If someone asked me: why do I write? why did I write a book? and why do I share my journey? I’d tell you the following.

Everyone at some time in their lives has required healing. Many people have qualifications to assist in healing. I help to heal from experience.

Some may think it’s difficult to discuss my journey and at first, I thought so too. It took a long time to talk to people without crying or getting into a lot of detail. I remember it took over a year, to utter the word widow and that’s when I was in counseling. The second time I used widow was during a discussion I had with my first chiropractor, Dr. Drew, and he was the first male stranger (at the time) that I shared my struggles with and I didn’t shed a tear. Talk about a milestone in my journey. Even now, while discussing certain topics I may become teary-eyed, but that’s almost always due to memories.

I want to educate others on what I know about traumatic grief. It’s important that I share my journey to reveal there’s a light at the end of a dark tunnel following tragedy. Part of my “job” consists of preventing innocent lives from being lost due to the completion of suicide. I would like other people to learn about mental illness because education is a life line.

The other day, a friend of a friend posted on Facebook about losing a friend to suicide over the weekend. I know what she’s dealing with so I reached out to her. I let her know that she could reach out to me because grief and emotions take a long time to heal.

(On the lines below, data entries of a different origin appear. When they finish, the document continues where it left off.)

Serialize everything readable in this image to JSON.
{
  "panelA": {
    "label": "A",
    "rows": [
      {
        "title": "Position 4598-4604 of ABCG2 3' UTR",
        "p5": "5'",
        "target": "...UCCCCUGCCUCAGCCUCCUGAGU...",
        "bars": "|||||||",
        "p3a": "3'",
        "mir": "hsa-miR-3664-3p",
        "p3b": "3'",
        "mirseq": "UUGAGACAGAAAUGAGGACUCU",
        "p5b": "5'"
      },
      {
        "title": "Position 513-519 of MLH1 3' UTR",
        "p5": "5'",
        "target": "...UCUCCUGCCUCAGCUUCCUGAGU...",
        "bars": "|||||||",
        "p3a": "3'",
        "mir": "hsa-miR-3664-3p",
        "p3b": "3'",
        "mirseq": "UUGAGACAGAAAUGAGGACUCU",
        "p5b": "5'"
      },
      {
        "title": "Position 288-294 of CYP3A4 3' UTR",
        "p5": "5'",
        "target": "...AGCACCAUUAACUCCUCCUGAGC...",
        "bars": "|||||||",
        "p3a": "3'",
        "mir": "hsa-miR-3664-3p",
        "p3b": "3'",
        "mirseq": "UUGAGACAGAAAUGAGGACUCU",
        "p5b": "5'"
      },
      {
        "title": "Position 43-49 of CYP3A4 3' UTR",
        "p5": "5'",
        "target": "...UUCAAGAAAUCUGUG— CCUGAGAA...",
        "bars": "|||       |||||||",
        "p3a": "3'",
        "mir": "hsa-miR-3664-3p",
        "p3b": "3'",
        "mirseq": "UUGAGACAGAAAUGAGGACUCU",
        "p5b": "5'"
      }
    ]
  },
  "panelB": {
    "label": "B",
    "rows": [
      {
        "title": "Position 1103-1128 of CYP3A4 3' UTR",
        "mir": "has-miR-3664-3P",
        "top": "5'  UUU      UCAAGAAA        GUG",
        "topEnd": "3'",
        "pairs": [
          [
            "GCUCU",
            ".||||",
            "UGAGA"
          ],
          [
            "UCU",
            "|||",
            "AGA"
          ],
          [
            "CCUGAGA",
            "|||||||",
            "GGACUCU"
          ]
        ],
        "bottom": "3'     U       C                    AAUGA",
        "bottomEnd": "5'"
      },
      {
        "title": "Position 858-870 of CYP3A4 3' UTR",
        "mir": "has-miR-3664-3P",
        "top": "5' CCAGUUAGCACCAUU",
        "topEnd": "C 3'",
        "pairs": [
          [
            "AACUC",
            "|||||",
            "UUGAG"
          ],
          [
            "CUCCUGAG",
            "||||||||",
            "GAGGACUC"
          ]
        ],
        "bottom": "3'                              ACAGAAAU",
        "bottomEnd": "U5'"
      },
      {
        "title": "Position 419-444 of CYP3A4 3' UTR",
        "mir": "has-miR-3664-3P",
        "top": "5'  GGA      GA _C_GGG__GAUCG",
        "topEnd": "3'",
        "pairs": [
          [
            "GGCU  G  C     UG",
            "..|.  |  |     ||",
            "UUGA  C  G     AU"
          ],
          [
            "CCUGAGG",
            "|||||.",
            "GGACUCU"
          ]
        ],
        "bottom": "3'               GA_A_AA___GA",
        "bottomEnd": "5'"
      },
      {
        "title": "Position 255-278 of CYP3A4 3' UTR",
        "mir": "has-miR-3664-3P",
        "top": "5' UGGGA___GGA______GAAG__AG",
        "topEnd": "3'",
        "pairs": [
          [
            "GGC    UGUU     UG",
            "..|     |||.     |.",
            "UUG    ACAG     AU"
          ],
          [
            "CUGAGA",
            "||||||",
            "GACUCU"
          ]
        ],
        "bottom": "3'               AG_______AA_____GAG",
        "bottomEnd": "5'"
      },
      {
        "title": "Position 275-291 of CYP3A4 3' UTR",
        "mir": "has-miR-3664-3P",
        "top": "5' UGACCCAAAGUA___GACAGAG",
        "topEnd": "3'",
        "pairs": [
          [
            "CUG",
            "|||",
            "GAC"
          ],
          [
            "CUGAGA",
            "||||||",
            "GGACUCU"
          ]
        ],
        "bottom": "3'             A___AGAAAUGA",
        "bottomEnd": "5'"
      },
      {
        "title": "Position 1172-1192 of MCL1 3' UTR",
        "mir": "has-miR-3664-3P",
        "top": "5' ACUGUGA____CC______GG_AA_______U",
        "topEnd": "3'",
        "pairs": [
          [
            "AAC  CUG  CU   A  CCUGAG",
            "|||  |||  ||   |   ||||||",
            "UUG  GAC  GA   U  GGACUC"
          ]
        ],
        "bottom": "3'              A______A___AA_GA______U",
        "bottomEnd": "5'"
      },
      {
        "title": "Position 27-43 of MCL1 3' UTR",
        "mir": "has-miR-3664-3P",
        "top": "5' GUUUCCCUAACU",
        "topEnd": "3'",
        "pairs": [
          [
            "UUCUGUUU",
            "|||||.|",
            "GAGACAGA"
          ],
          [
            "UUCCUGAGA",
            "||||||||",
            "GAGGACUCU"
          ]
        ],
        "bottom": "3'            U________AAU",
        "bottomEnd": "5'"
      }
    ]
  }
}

This afternoon/early evening, I hosted a spot at a health fair sponsored by my chiropractic clinic, along with my book, That’s All I Got!. While I only sold one book, I shared many more conversations. Almost everyone I spoke with knows someone who lost their life to the completion of suicide. Some conversations were about mental illness. A few people knew today is World Suicide Prevention Day or that this week is National Suicide Prevention Week. I shared what today meant with a few vendors and each said, “I should know this” and “why don’t I know this?”. I opened their eyes to something they didn’t know. Yes, I wished I had sold more books, but a conversation I had with my current chiropractor that revolved around what really matters, reminded me why I do what I do. Thank you Dr. Steven for the reminder.